Dr. Christine M. Darden was born on September 10th, 1942 in Monroe, North Carolina and went on to be a leader in Sonic Boom technology at NASA. With parents believing strongly in education for her and her 4 siblings, Christine graduated Valedictorian of Allen High School in 1958 (prior, was named the Allen School for Negro Girls). Christine won a scholarship to Hampton University, earning a degree in Mathematics Education in 1962. Her father encouraged her to be a teacher as he wanted for her to have a steady job.

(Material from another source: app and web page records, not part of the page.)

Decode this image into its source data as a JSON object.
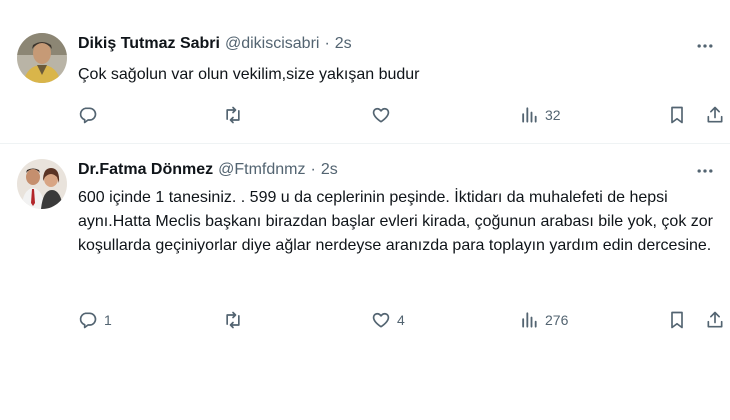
{
  "tweets": [
    {
      "name": "Dikiş Tutmaz Sabri",
      "handle": "@dikiscisabri",
      "separator": "·",
      "time": "2s",
      "text": "Çok sağolun var olun vekilim,size yakışan budur",
      "counts": {
        "reply": "",
        "retweet": "",
        "like": "",
        "views": "32"
      }
    },
    {
      "name": "Dr.Fatma Dönmez",
      "handle": "@Ftmfdnmz",
      "separator": "·",
      "time": "2s",
      "text": "600 içinde 1 tanesiniz. . 599 u da  ceplerinin peşinde. İktidarı da muhalefeti de hepsi aynı.Hatta Meclis başkanı birazdan başlar evleri kirada, çoğunun arabası bile yok, çok zor koşullarda geçiniyorlar diye ağlar nerdeyse aranızda para toplayın yardım edin dercesine.",
      "counts": {
        "reply": "1",
        "retweet": "",
        "like": "4",
        "views": "276"
      }
    }
  ],
  "icons": {
    "reply": "reply-icon",
    "retweet": "retweet-icon",
    "like": "heart-icon",
    "views": "views-icon",
    "bookmark": "bookmark-icon",
    "share": "share-icon",
    "more": "more-icon"
  },
  "colors": {
    "text": "#0f1419",
    "secondary": "#536471",
    "divider": "#eff3f4"
  }
}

Christine had incredible intellectual curiosity. By 1963 she married fellow teacher, Walter L. Darden Jr. By 1965, she became a research assistant at Virginia State College, earning her Masters in Applied Math, while maintaining her teaching job.
Just 2 years later, Christine got a job at NASA as a data analyst solving math problems and writing computer programs. Christine would soon be on the forefront of technology! In six years, Christine was promoted to AeroSpace Engineer. Incredibly, she also went back to school to earn her PhD in Fluid Mechanics while working full time and being promoted at NASA.
At NASA, Christine thrived. In 1989, Christine developed the Sonic Boom research program at NASA with title of Technical Leader, a new division of the High Speed Research Program. Sonic Boom was a big topic as the speed planes could travel was increasing, but plane and wing structure had to adapt as the sound was disruptive as the speeds got faster. The technology needed to improve. Christine led the research at NASA, and coordinated universities, private institutions and the aviation industry around this research.
In her 40 year career at NASA, Christine also contributed to different divisions around High Speed technology, was Deputy Manager of the TU-144 (the high speed Russian supersonic aircraft), led the "Experiments Program" and research in Air Traffic Management. Christine also served on many private government projects, and authored over 50 publications on wing design, flap design, and sonic boom prediction and minimization. NASA awarded Christine the Certificate of Outstanding Performance 10 times between 1973 and 2003.
WOW. What a career. And as a mother of three, grandmother of five, and great grandmother of three, an incredible inspiration. Next time you see a plane go by, you can know that Christine's scientific work contributed to that.